Input data:
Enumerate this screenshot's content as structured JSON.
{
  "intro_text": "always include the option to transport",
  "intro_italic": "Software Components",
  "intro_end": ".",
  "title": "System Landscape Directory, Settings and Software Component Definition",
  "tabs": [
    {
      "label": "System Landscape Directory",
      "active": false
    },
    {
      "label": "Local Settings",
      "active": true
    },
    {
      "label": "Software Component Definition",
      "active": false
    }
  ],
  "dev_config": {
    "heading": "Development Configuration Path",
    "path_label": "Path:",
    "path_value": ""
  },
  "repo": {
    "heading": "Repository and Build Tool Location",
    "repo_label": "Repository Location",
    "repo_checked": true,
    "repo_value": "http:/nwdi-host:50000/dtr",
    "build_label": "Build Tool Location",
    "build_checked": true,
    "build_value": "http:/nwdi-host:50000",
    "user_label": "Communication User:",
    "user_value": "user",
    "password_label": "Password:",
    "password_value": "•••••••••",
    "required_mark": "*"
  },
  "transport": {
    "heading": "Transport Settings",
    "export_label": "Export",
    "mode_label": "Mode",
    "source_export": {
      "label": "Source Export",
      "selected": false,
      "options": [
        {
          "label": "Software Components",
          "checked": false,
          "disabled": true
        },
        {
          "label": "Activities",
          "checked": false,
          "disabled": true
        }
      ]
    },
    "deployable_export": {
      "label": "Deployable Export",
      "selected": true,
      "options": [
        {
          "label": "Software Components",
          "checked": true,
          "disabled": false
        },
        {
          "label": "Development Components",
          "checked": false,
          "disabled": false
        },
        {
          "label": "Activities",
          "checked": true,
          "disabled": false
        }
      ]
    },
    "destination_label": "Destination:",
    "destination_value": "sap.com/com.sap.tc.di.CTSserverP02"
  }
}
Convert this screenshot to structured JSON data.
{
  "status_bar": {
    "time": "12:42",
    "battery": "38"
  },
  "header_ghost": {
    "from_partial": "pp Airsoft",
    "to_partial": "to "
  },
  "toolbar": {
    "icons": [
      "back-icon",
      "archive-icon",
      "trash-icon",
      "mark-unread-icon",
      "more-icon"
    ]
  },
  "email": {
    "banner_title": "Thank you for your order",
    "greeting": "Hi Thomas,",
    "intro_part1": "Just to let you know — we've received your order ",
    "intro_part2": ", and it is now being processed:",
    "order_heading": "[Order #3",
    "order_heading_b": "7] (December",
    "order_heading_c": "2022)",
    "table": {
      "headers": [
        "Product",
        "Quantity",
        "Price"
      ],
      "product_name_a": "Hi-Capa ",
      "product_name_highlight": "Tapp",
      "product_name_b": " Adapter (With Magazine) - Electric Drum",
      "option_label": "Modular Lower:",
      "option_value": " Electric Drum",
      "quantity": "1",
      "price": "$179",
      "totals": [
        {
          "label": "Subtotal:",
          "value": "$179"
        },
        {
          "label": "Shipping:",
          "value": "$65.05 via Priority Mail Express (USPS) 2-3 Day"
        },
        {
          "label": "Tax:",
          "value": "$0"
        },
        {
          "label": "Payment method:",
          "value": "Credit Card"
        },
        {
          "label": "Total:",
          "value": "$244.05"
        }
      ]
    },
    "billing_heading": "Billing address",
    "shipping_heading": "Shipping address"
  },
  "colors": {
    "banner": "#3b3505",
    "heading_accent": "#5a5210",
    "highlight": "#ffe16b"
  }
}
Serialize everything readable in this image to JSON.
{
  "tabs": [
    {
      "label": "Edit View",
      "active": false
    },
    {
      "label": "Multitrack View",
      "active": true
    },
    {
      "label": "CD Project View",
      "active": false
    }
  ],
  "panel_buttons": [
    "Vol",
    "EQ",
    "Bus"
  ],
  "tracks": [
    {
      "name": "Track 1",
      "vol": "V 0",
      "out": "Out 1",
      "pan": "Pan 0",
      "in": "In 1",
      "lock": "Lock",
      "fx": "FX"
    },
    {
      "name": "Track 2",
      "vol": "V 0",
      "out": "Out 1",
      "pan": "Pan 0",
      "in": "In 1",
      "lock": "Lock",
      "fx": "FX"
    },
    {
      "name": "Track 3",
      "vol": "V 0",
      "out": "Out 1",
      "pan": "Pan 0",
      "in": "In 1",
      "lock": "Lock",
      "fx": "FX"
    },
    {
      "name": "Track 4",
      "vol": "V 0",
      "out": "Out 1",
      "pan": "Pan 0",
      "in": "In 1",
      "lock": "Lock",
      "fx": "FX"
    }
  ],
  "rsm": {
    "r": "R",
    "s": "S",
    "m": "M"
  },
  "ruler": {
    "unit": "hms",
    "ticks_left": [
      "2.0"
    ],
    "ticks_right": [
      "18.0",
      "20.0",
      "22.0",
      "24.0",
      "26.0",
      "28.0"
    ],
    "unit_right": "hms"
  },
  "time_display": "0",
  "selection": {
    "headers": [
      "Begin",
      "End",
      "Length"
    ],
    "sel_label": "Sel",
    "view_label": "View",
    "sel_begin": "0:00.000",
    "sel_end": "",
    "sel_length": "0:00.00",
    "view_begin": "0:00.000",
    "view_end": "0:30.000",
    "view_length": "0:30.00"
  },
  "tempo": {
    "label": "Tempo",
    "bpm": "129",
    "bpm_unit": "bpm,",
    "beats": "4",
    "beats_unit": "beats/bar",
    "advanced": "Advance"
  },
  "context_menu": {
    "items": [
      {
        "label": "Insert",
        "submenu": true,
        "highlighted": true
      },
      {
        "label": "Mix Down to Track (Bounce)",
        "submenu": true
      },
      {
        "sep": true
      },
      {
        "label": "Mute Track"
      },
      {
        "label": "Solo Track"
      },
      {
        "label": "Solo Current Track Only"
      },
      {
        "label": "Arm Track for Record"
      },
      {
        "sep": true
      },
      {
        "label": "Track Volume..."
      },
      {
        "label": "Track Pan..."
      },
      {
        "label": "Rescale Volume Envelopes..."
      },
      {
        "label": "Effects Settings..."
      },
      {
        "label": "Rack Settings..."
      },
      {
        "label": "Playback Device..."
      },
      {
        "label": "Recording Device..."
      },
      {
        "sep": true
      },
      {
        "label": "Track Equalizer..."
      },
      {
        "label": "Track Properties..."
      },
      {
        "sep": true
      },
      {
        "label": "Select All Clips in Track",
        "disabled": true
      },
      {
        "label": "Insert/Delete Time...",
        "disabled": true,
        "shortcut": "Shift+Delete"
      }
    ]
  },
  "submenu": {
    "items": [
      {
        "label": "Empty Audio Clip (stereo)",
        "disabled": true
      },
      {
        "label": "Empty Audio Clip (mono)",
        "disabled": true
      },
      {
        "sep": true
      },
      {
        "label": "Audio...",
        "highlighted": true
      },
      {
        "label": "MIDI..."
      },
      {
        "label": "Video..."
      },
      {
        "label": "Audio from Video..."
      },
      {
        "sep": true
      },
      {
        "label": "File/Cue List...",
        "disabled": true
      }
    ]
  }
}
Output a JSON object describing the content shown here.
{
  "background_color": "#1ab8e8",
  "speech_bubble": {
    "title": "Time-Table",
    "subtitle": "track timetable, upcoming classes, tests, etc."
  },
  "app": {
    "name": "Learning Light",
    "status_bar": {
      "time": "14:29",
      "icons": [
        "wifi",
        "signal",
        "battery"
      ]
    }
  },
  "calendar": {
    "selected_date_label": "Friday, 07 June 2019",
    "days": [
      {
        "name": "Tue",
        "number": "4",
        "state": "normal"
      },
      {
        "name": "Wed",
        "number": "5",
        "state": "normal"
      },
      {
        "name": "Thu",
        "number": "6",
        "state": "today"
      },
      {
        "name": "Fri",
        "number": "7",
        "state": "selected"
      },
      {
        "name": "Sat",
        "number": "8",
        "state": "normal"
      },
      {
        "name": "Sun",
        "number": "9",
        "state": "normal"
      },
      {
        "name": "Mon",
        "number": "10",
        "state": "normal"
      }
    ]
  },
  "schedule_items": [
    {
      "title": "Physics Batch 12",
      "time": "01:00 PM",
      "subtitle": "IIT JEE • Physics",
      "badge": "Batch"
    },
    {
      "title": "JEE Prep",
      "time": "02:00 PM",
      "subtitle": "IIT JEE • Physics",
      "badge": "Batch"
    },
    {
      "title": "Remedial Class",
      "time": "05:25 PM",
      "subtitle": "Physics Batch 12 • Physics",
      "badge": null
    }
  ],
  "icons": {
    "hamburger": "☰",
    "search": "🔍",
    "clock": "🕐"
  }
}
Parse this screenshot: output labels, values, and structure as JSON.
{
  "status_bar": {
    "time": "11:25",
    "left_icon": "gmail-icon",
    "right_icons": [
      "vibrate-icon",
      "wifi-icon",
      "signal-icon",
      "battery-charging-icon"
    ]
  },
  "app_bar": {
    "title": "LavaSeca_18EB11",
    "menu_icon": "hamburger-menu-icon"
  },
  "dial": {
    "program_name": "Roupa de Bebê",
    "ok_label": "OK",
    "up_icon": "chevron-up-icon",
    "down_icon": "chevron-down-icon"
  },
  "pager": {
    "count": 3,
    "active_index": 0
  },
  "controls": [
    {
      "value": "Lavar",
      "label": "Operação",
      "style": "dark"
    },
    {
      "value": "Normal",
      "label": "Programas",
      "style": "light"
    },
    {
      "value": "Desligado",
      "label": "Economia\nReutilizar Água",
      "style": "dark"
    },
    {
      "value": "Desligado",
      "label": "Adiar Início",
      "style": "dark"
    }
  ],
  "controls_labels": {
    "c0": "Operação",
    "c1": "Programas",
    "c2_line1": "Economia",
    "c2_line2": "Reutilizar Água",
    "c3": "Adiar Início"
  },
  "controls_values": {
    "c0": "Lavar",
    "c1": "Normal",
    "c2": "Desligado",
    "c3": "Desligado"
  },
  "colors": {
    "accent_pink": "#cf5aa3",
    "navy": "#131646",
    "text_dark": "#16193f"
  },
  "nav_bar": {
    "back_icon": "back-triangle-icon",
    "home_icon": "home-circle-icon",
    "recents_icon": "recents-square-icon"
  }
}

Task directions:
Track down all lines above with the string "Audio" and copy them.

Solution to this exercise:
        "label": "Empty Audio Clip (stereo)",
        "label": "Empty Audio Clip (mono)",
        "label": "Audio...",
        "label": "Audio from Video..."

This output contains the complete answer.